Then the forces of nature took it upon themselves to present a delicate rearrangement of destiny (also known as the exchange of a great deal of money), and I received a proposal of marriage. As was more the custom than not in these hasty marriages, I went to the altar knowing little about my husband, save he had a title and a manner of looking at me that made my pussy burn with longing.
My hunger for romance proved to be my undoing when I allowed myself to be wooed by this deviant aristocrat with wild black hair and a slight limp. His chest and shoulders were broad and strong, his head held high as was his ego. I noticed the wide dimple in his chin deepened when he set his mouth in a grim line. Lord James Carlton was as handsome as a prince of the realm and he knew it. He exuded charm, though I would later discover this show of assuredness and sybaritic demeanor concealed a different side of him that when challenged erupted into a dark, decaying soul.
I knew none of this when I accepted his hasty proposal of marriage. Trying to hide my surprise as well as my girlish pleasure, I fancied myself in love with him and could not admit that what I felt was mere infatuation. What did I know about love? Nothing. What I didn't know I concocted into stories, romantic tales too often centering around an idealized heroine created out of an alchemist's bottle.
And now this display of bare skin and beautiful breasts and round buttocks askew before my eyes, what God himself had designed to covet the devil's lust, made my mouth drop. How can I explain to you the emotions racing through me? I was a young girl, barely nineteen, and though I rarely admitted it, I was rather naive about the ways of the world save for what enticing books I'd read in this house, their salacious descriptions never matching the rise of anticipation playing out before me. I couldn't take my eyes off the girl's buttocks. Red streaks crisscrossing her cheeks. Long, straight marks. A wild craving hungered deep within me, something I never expected, as if my dark alter ego was enjoying the pleasurable lashing. I never dreamed so innocent an item could induce such a look of pleasure on a young woman's face.
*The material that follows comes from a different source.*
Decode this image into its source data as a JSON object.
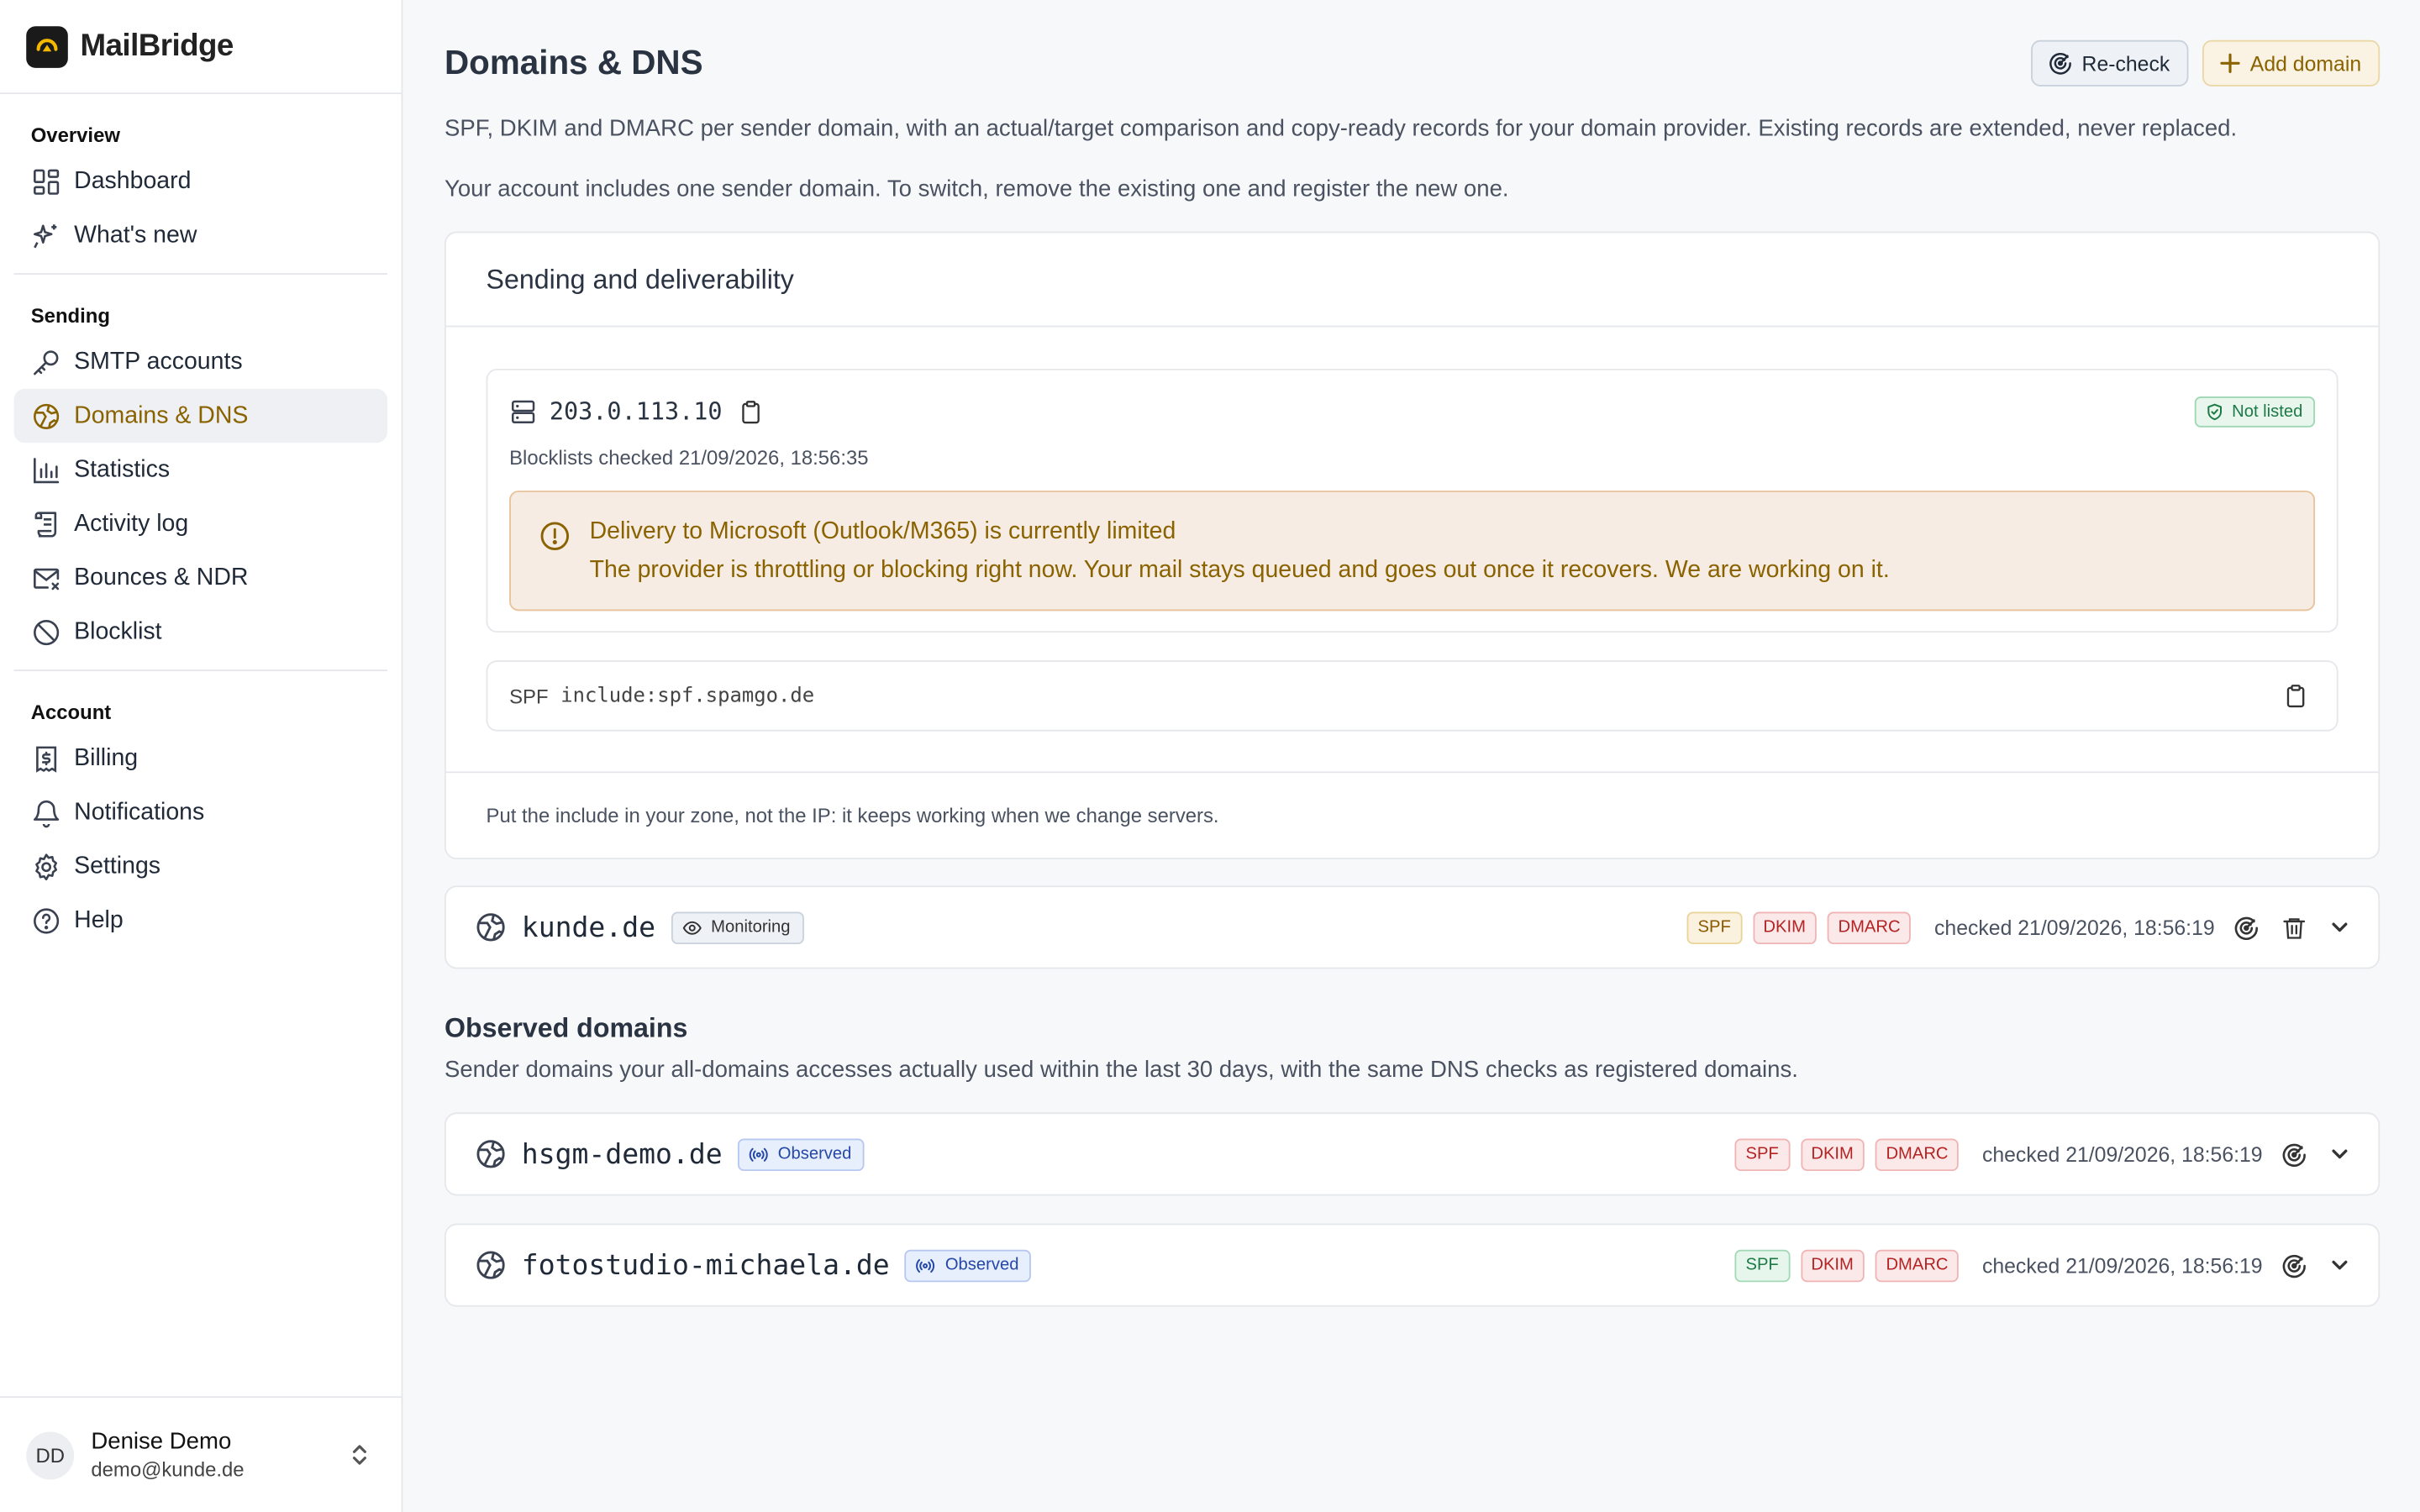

Eyes closed, plum lips parted, jaw slackened, head back, glorious red hair tossed to and fro over her pale nude shoulders, her expression could only be described as saintly, as if the blows from the crop erased her sins from her soul and she floated toward the heavens in a state of spiritual ecstasy.
Hail Mary, full of grace...
I envied the freedom she possessed to accept the shadow of her other side, something I dared not do. Though I prided myself on my independence and my modern view of a woman's place in society I was, through no accomplishment of my own, Lady Carlton, wife of Lord James Carlton, his lordship born to Braystone House, a fifteenth-century limestone goliath situated somewhere in the Midlands and unknown to me.
As was this side of my husband.
A mischievous giggle escaped my lips. Who ever dreamed his lordship fancied a taste of the whip for his pleasure?